Content starts

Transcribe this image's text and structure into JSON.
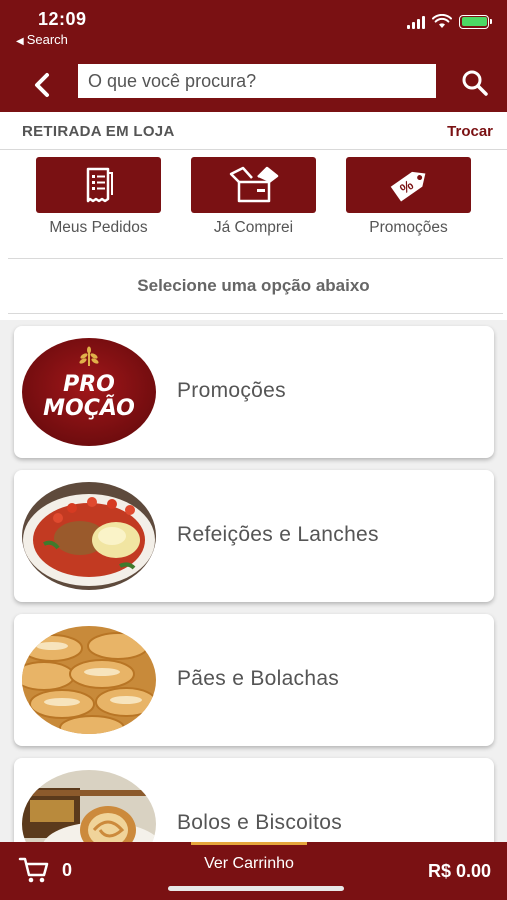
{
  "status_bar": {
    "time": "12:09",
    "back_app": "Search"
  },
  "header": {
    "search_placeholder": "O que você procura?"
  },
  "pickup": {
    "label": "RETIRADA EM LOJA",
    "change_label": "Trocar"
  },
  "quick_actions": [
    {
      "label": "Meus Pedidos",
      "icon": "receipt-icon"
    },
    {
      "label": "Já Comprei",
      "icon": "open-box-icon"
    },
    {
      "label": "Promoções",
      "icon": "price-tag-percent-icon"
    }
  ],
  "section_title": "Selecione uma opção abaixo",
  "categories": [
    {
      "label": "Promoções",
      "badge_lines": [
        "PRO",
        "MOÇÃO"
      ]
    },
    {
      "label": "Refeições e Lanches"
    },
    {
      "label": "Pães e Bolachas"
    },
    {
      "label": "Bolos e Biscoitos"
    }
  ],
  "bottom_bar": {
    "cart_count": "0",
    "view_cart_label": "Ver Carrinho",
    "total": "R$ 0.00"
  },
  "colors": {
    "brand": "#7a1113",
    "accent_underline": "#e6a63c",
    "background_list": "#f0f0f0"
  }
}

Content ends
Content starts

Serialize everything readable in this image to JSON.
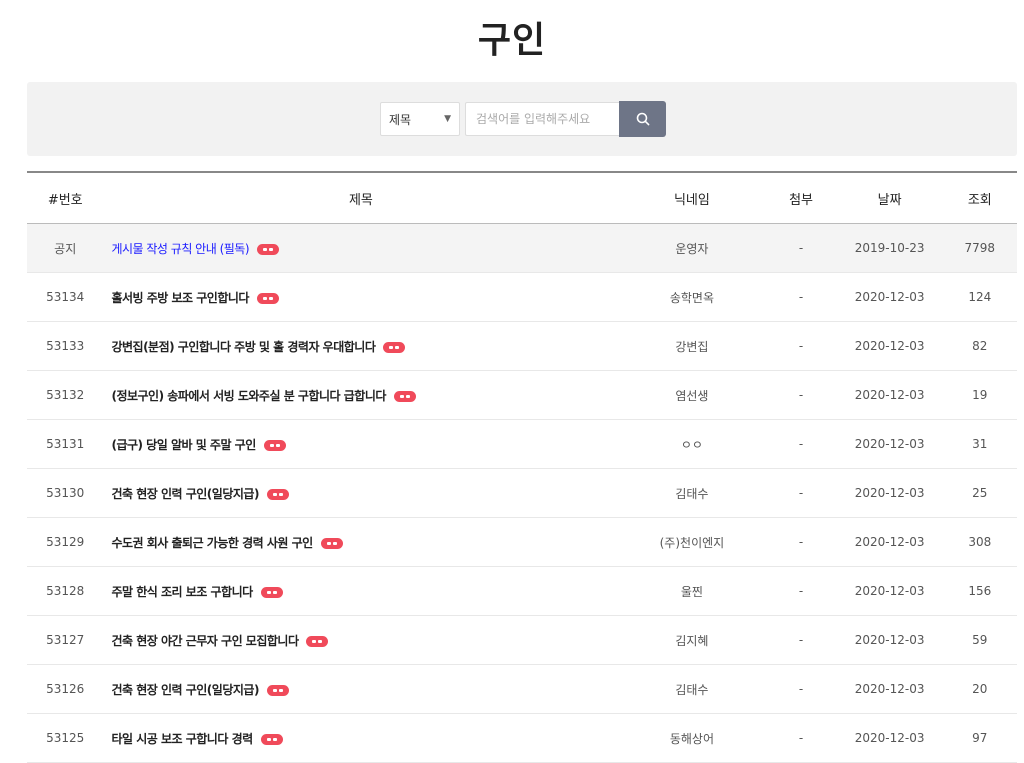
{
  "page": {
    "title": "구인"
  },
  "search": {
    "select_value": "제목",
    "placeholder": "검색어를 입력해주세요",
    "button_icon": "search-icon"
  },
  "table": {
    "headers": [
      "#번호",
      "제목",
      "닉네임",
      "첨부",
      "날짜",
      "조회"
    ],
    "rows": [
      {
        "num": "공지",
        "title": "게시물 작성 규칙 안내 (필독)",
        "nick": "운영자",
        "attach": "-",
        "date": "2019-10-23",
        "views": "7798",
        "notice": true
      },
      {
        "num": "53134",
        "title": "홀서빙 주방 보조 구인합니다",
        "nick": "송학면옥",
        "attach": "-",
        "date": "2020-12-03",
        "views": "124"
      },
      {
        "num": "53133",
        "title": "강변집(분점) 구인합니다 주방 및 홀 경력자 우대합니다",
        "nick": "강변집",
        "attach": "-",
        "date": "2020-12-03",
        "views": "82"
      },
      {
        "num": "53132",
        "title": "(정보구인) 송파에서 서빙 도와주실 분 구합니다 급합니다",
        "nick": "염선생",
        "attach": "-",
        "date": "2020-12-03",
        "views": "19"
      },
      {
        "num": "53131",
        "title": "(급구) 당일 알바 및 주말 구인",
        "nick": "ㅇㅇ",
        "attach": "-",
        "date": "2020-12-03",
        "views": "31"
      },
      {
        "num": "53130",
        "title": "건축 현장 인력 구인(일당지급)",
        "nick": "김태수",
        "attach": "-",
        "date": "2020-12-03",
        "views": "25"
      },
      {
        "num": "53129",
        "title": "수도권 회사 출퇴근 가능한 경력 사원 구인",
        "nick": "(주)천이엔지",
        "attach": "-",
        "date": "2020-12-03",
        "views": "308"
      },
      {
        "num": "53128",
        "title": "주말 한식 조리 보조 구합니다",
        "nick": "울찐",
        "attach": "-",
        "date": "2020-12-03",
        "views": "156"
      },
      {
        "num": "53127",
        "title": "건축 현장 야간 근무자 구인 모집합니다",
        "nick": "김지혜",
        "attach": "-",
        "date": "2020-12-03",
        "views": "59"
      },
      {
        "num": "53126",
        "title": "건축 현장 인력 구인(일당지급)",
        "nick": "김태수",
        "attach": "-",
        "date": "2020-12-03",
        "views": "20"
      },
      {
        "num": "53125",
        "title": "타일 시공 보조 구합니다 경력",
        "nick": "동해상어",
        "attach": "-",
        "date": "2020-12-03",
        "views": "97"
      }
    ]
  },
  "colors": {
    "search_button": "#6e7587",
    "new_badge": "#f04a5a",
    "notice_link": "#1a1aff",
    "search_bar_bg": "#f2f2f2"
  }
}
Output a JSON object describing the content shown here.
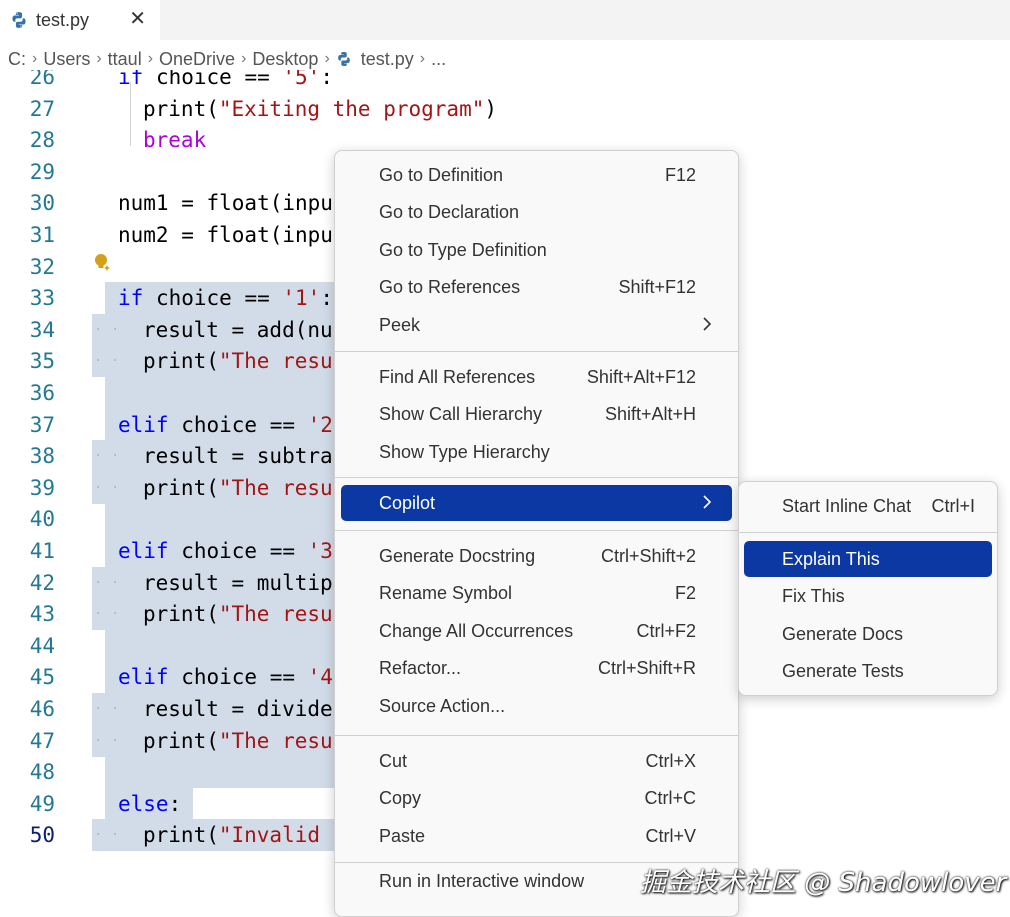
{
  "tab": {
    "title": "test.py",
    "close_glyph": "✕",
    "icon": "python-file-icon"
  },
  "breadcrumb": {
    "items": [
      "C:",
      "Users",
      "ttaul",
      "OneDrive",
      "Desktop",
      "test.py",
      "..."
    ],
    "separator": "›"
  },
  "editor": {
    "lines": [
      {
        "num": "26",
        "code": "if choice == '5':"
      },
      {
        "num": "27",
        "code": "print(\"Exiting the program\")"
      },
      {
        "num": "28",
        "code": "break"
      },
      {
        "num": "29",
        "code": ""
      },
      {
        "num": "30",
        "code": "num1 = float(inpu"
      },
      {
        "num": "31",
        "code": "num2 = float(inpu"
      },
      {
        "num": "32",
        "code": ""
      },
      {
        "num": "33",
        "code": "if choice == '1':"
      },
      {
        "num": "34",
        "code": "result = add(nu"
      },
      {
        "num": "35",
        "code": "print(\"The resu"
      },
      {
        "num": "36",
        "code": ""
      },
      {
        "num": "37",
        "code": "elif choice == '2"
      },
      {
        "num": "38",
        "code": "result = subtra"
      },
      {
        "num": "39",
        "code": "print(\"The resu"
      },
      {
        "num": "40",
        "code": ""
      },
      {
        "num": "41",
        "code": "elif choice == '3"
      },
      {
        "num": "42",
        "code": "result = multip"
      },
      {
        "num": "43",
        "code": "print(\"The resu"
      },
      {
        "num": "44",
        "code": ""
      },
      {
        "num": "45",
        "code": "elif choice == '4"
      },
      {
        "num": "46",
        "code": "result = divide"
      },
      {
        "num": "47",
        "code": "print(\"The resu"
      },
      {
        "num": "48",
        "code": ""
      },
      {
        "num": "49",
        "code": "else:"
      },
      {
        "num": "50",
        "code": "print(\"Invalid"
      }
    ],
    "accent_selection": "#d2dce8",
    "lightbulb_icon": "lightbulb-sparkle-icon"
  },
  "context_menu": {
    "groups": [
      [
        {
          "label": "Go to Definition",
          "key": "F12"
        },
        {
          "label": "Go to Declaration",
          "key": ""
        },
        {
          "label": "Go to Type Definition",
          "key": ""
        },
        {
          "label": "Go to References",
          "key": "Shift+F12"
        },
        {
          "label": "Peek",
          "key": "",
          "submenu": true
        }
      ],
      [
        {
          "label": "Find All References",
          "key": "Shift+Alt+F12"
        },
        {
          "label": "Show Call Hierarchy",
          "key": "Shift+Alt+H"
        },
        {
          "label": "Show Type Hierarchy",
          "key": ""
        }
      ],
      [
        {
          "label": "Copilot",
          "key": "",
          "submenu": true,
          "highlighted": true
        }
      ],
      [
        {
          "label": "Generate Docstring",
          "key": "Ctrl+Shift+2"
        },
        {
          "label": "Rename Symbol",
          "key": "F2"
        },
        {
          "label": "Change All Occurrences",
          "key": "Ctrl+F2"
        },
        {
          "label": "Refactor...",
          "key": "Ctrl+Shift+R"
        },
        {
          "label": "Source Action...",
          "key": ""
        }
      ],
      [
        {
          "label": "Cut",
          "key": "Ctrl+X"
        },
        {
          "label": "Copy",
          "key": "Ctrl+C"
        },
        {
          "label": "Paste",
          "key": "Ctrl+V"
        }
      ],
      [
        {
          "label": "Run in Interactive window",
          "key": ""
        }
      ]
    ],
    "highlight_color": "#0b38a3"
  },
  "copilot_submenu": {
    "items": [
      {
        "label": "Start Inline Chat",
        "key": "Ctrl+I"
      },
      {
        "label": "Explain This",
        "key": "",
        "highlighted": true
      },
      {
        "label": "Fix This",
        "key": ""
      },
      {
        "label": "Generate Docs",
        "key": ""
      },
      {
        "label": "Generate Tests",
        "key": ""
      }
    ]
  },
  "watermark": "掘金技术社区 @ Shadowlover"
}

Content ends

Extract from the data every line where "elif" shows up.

## Task output
        "code": "elif choice == '2"
        "code": "elif choice == '3"
        "code": "elif choice == '4"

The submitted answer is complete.